* [Exercise brief] Output the entries exactly as they appear. Pictures should not be included.

Available data Start Marker

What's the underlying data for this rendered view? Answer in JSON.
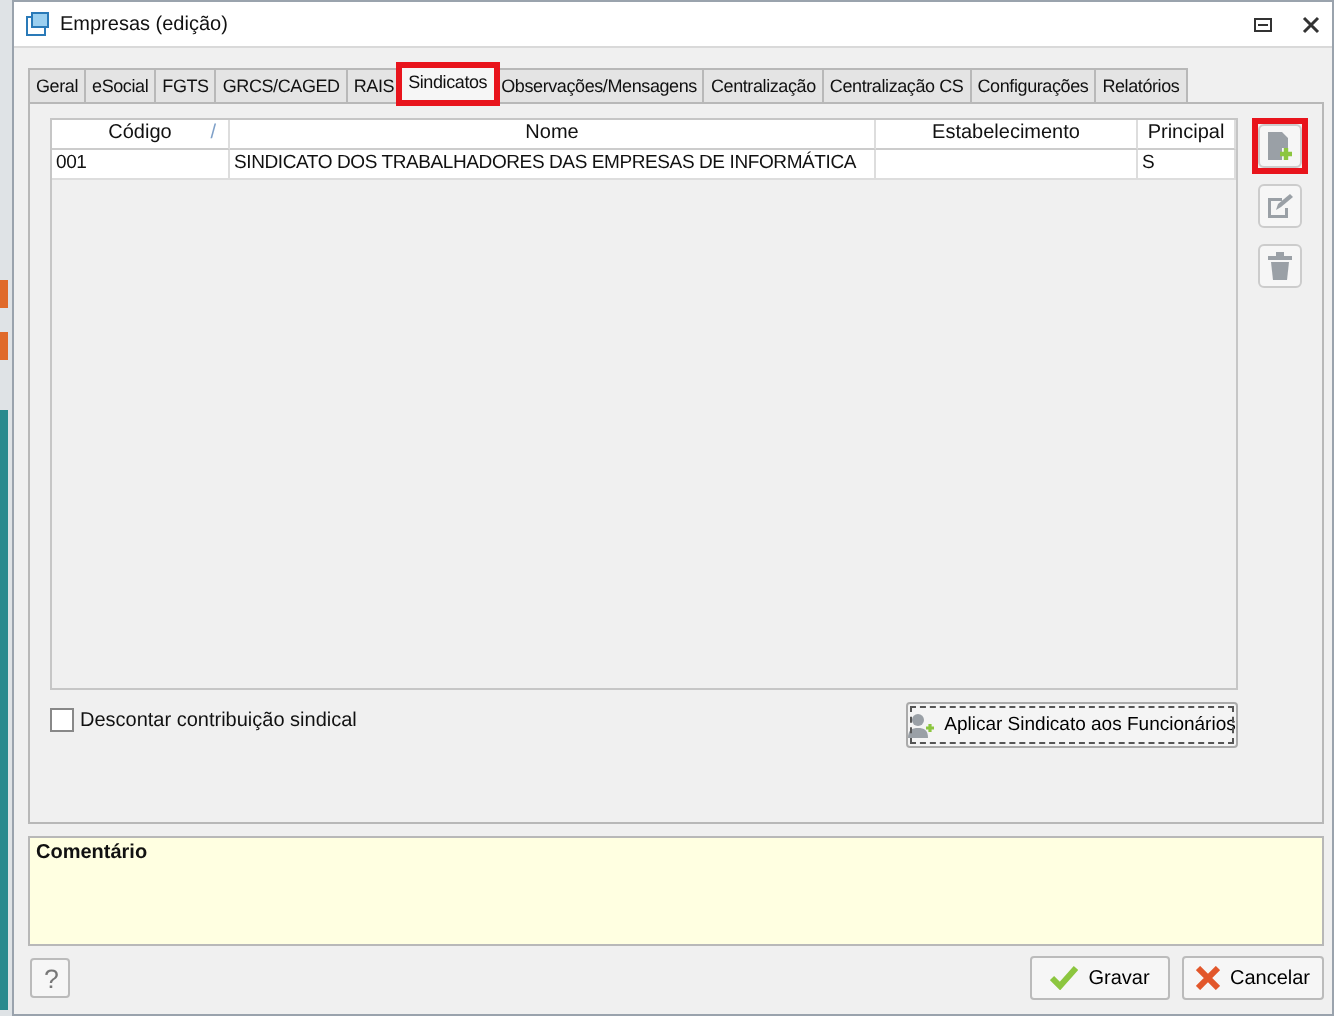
{
  "window": {
    "title": "Empresas (edição)"
  },
  "tabs": [
    {
      "label": "Geral",
      "selected": false,
      "highlighted": false
    },
    {
      "label": "eSocial",
      "selected": false,
      "highlighted": false
    },
    {
      "label": "FGTS",
      "selected": false,
      "highlighted": false
    },
    {
      "label": "GRCS/CAGED",
      "selected": false,
      "highlighted": false
    },
    {
      "label": "RAIS",
      "selected": false,
      "highlighted": false
    },
    {
      "label": "Sindicatos",
      "selected": true,
      "highlighted": true
    },
    {
      "label": "Observações/Mensagens",
      "selected": false,
      "highlighted": false
    },
    {
      "label": "Centralização",
      "selected": false,
      "highlighted": false
    },
    {
      "label": "Centralização CS",
      "selected": false,
      "highlighted": false
    },
    {
      "label": "Configurações",
      "selected": false,
      "highlighted": false
    },
    {
      "label": "Relatórios",
      "selected": false,
      "highlighted": false
    }
  ],
  "table": {
    "columns": [
      {
        "label": "Código",
        "sort": "/"
      },
      {
        "label": "Nome"
      },
      {
        "label": "Estabelecimento"
      },
      {
        "label": "Principal"
      }
    ],
    "rows": [
      [
        "001",
        "SINDICATO DOS TRABALHADORES DAS EMPRESAS DE INFORMÁTICA",
        "",
        "S"
      ]
    ]
  },
  "side_buttons": [
    {
      "kind": "add",
      "highlighted": true
    },
    {
      "kind": "edit",
      "highlighted": false
    },
    {
      "kind": "delete",
      "highlighted": false
    }
  ],
  "discount_checkbox": {
    "label": "Descontar contribuição sindical",
    "checked": false
  },
  "apply_button": {
    "label": "Aplicar Sindicato aos Funcionários"
  },
  "comment": {
    "label": "Comentário"
  },
  "help_button": {
    "label": "?"
  },
  "buttons": [
    {
      "kind": "save",
      "label": "Gravar"
    },
    {
      "kind": "cancel",
      "label": "Cancelar"
    }
  ]
}
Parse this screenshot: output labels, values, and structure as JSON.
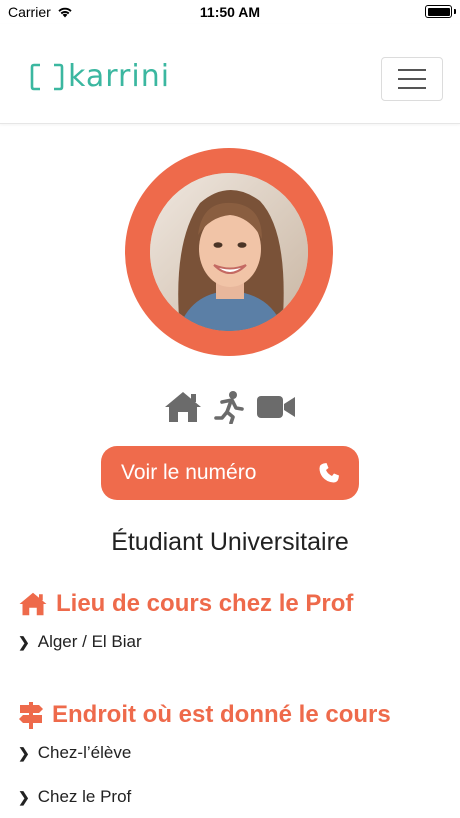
{
  "status_bar": {
    "carrier": "Carrier",
    "time": "11:50 AM",
    "wifi_icon": "wifi-icon",
    "battery_icon": "battery-icon"
  },
  "navbar": {
    "logo_text": "karrini",
    "logo_color": "#3bb7a0",
    "menu_icon": "hamburger-menu-icon"
  },
  "profile": {
    "ring_color": "#ee6a4b",
    "mode_icons": [
      "home-icon",
      "running-person-icon",
      "video-camera-icon"
    ],
    "phone_button_label": "Voir le numéro",
    "phone_icon": "phone-icon",
    "subtitle": "Étudiant Universitaire"
  },
  "sections": [
    {
      "icon": "home-icon",
      "title": "Lieu de cours chez le Prof",
      "items": [
        "Alger / El Biar"
      ]
    },
    {
      "icon": "signpost-icon",
      "title": "Endroit où est donné le cours",
      "items": [
        "Chez-l’élève",
        "Chez le Prof"
      ]
    }
  ],
  "colors": {
    "accent": "#ee6a4b",
    "brand": "#3bb7a0",
    "icon_gray": "#6b6b6b"
  }
}
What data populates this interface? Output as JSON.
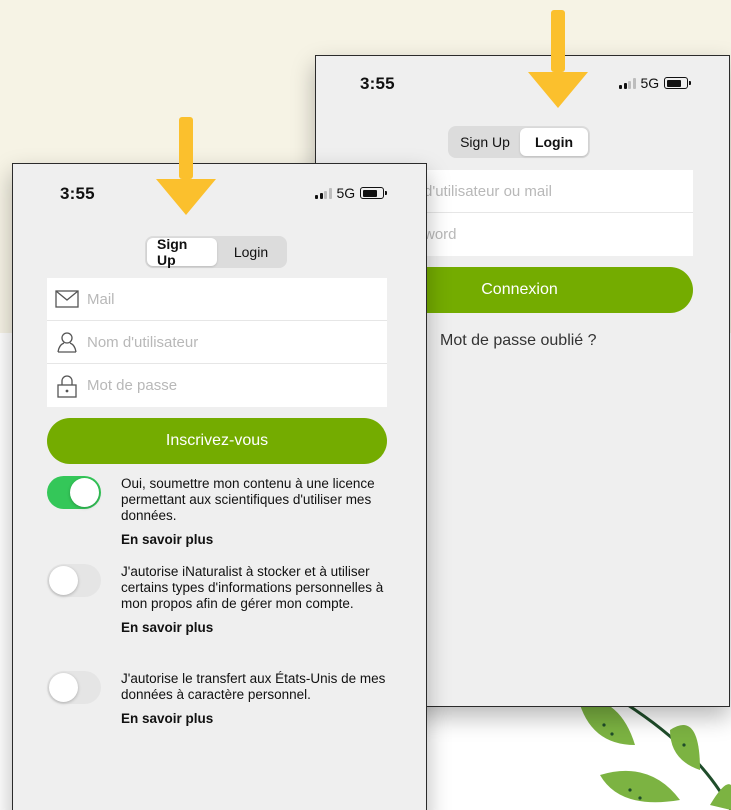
{
  "back_screen": {
    "status": {
      "time": "3:55",
      "network": "5G"
    },
    "tabs": {
      "signup": "Sign Up",
      "login": "Login",
      "active": "login"
    },
    "fields": {
      "username_placeholder": "d'utilisateur ou mail",
      "password_placeholder": "word"
    },
    "login_button": "Connexion",
    "forgot_link": "Mot de passe oublié ?"
  },
  "front_screen": {
    "status": {
      "time": "3:55",
      "network": "5G"
    },
    "tabs": {
      "signup": "Sign Up",
      "login": "Login",
      "active": "signup"
    },
    "fields": {
      "mail_placeholder": "Mail",
      "username_placeholder": "Nom d'utilisateur",
      "password_placeholder": "Mot de passe"
    },
    "signup_button": "Inscrivez-vous",
    "consents": [
      {
        "on": true,
        "text": "Oui, soumettre mon contenu à une licence permettant aux scientifiques d'utiliser mes données.",
        "link": "En savoir plus"
      },
      {
        "on": false,
        "text": "J'autorise iNaturalist à stocker et à utiliser certains types d'informations personnelles à mon propos afin de gérer mon compte.",
        "link": "En savoir plus"
      },
      {
        "on": false,
        "text": "J'autorise le transfert aux États-Unis de mes données à caractère personnel.",
        "link": "En savoir plus"
      }
    ]
  },
  "colors": {
    "brand_green": "#74ac00",
    "toggle_on": "#34c759",
    "arrow": "#fbc02d",
    "beige_bg": "#f6f3e5"
  },
  "icons": [
    "envelope-icon",
    "person-icon",
    "lock-icon",
    "signal-icon",
    "battery-icon",
    "arrow-down-icon",
    "leaf-decoration"
  ]
}
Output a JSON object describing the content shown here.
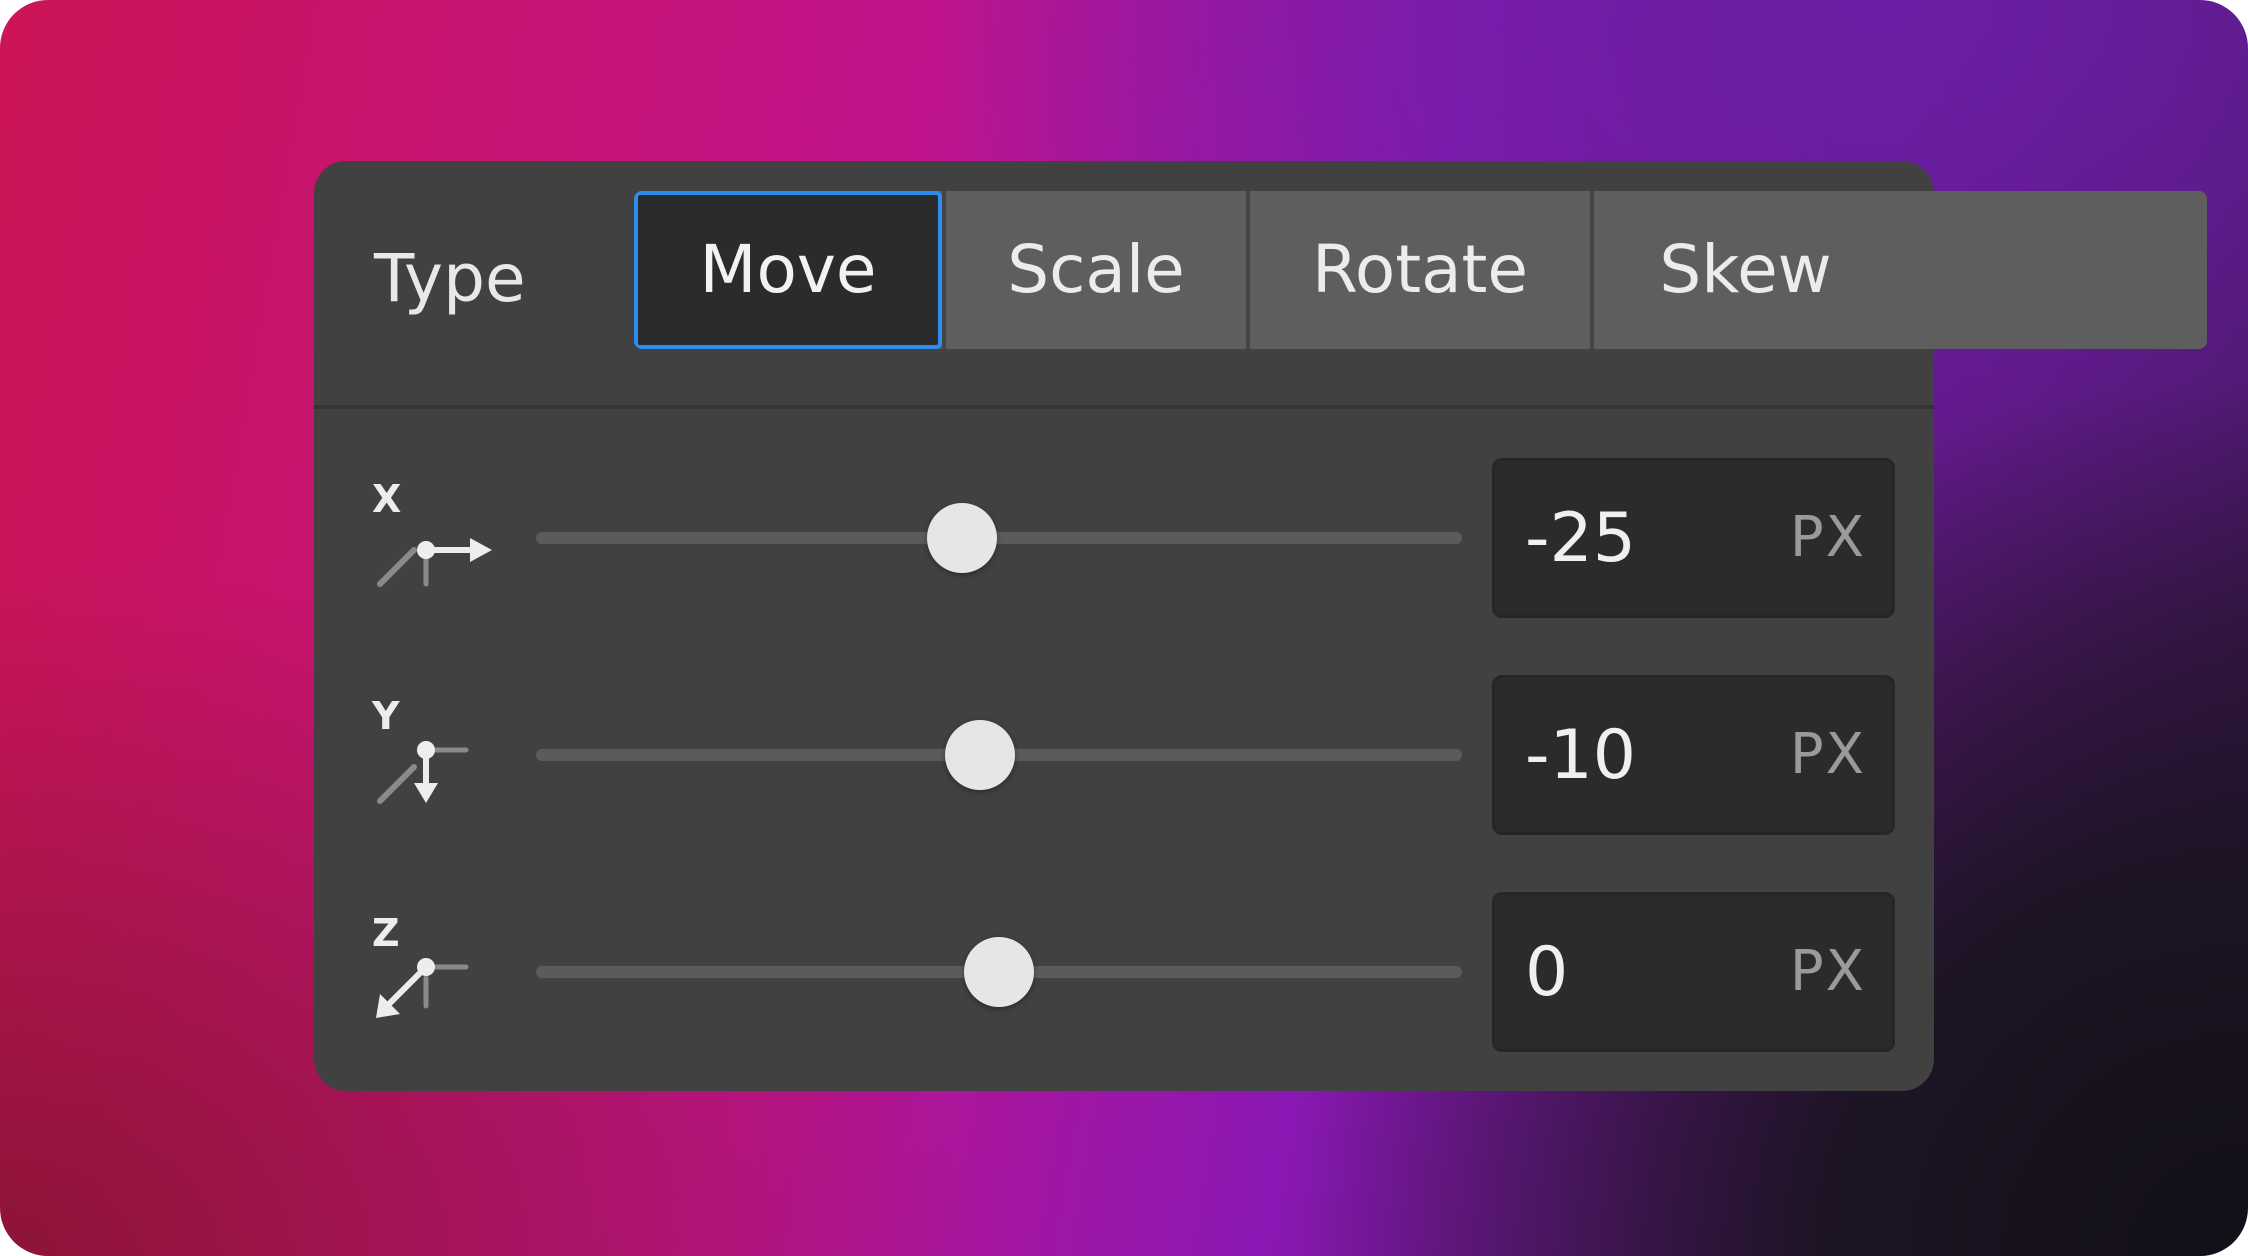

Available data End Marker

* [Result of this exercise]
What's the underlying data for this rendered view? Answer in JSON.
{
  "window": {
    "title": "Empresas (edição)"
  },
  "tabs": [
    {
      "label": "Geral",
      "selected": false,
      "highlighted": false
    },
    {
      "label": "eSocial",
      "selected": false,
      "highlighted": false
    },
    {
      "label": "FGTS",
      "selected": false,
      "highlighted": false
    },
    {
      "label": "GRCS/CAGED",
      "selected": false,
      "highlighted": false
    },
    {
      "label": "RAIS",
      "selected": false,
      "highlighted": false
    },
    {
      "label": "Sindicatos",
      "selected": true,
      "highlighted": true
    },
    {
      "label": "Observações/Mensagens",
      "selected": false,
      "highlighted": false
    },
    {
      "label": "Centralização",
      "selected": false,
      "highlighted": false
    },
    {
      "label": "Centralização CS",
      "selected": false,
      "highlighted": false
    },
    {
      "label": "Configurações",
      "selected": false,
      "highlighted": false
    },
    {
      "label": "Relatórios",
      "selected": false,
      "highlighted": false
    }
  ],
  "table": {
    "columns": [
      {
        "label": "Código",
        "sort": "/"
      },
      {
        "label": "Nome"
      },
      {
        "label": "Estabelecimento"
      },
      {
        "label": "Principal"
      }
    ],
    "rows": [
      [
        "001",
        "SINDICATO DOS TRABALHADORES DAS EMPRESAS DE INFORMÁTICA",
        "",
        "S"
      ]
    ]
  },
  "side_buttons": [
    {
      "kind": "add",
      "highlighted": true
    },
    {
      "kind": "edit",
      "highlighted": false
    },
    {
      "kind": "delete",
      "highlighted": false
    }
  ],
  "discount_checkbox": {
    "label": "Descontar contribuição sindical",
    "checked": false
  },
  "apply_button": {
    "label": "Aplicar Sindicato aos Funcionários"
  },
  "comment": {
    "label": "Comentário"
  },
  "help_button": {
    "label": "?"
  },
  "buttons": [
    {
      "kind": "save",
      "label": "Gravar"
    },
    {
      "kind": "cancel",
      "label": "Cancelar"
    }
  ]
}
Parse this screenshot: output labels, values, and structure as JSON.
{
  "status_bar": {
    "carrier": "Carrier",
    "time": "11:50 AM",
    "wifi_icon": "wifi-icon",
    "battery_icon": "battery-icon"
  },
  "navbar": {
    "logo_text": "karrini",
    "logo_color": "#3bb7a0",
    "menu_icon": "hamburger-menu-icon"
  },
  "profile": {
    "ring_color": "#ee6a4b",
    "mode_icons": [
      "home-icon",
      "running-person-icon",
      "video-camera-icon"
    ],
    "phone_button_label": "Voir le numéro",
    "phone_icon": "phone-icon",
    "subtitle": "Étudiant Universitaire"
  },
  "sections": [
    {
      "icon": "home-icon",
      "title": "Lieu de cours chez le Prof",
      "items": [
        "Alger / El Biar"
      ]
    },
    {
      "icon": "signpost-icon",
      "title": "Endroit où est donné le cours",
      "items": [
        "Chez-l’élève",
        "Chez le Prof"
      ]
    }
  ],
  "colors": {
    "accent": "#ee6a4b",
    "brand": "#3bb7a0",
    "icon_gray": "#6b6b6b"
  }
}
What data populates this interface? Output as JSON.
{
  "back_screen": {
    "status": {
      "time": "3:55",
      "network": "5G"
    },
    "tabs": {
      "signup": "Sign Up",
      "login": "Login",
      "active": "login"
    },
    "fields": {
      "username_placeholder": "d'utilisateur ou mail",
      "password_placeholder": "word"
    },
    "login_button": "Connexion",
    "forgot_link": "Mot de passe oublié ?"
  },
  "front_screen": {
    "status": {
      "time": "3:55",
      "network": "5G"
    },
    "tabs": {
      "signup": "Sign Up",
      "login": "Login",
      "active": "signup"
    },
    "fields": {
      "mail_placeholder": "Mail",
      "username_placeholder": "Nom d'utilisateur",
      "password_placeholder": "Mot de passe"
    },
    "signup_button": "Inscrivez-vous",
    "consents": [
      {
        "on": true,
        "text": "Oui, soumettre mon contenu à une licence permettant aux scientifiques d'utiliser mes données.",
        "link": "En savoir plus"
      },
      {
        "on": false,
        "text": "J'autorise iNaturalist à stocker et à utiliser certains types d'informations personnelles à mon propos afin de gérer mon compte.",
        "link": "En savoir plus"
      },
      {
        "on": false,
        "text": "J'autorise le transfert aux États-Unis de mes données à caractère personnel.",
        "link": "En savoir plus"
      }
    ]
  },
  "colors": {
    "brand_green": "#74ac00",
    "toggle_on": "#34c759",
    "arrow": "#fbc02d",
    "beige_bg": "#f6f3e5"
  },
  "icons": [
    "envelope-icon",
    "person-icon",
    "lock-icon",
    "signal-icon",
    "battery-icon",
    "arrow-down-icon",
    "leaf-decoration"
  ]
}
Output a JSON object describing the content shown here.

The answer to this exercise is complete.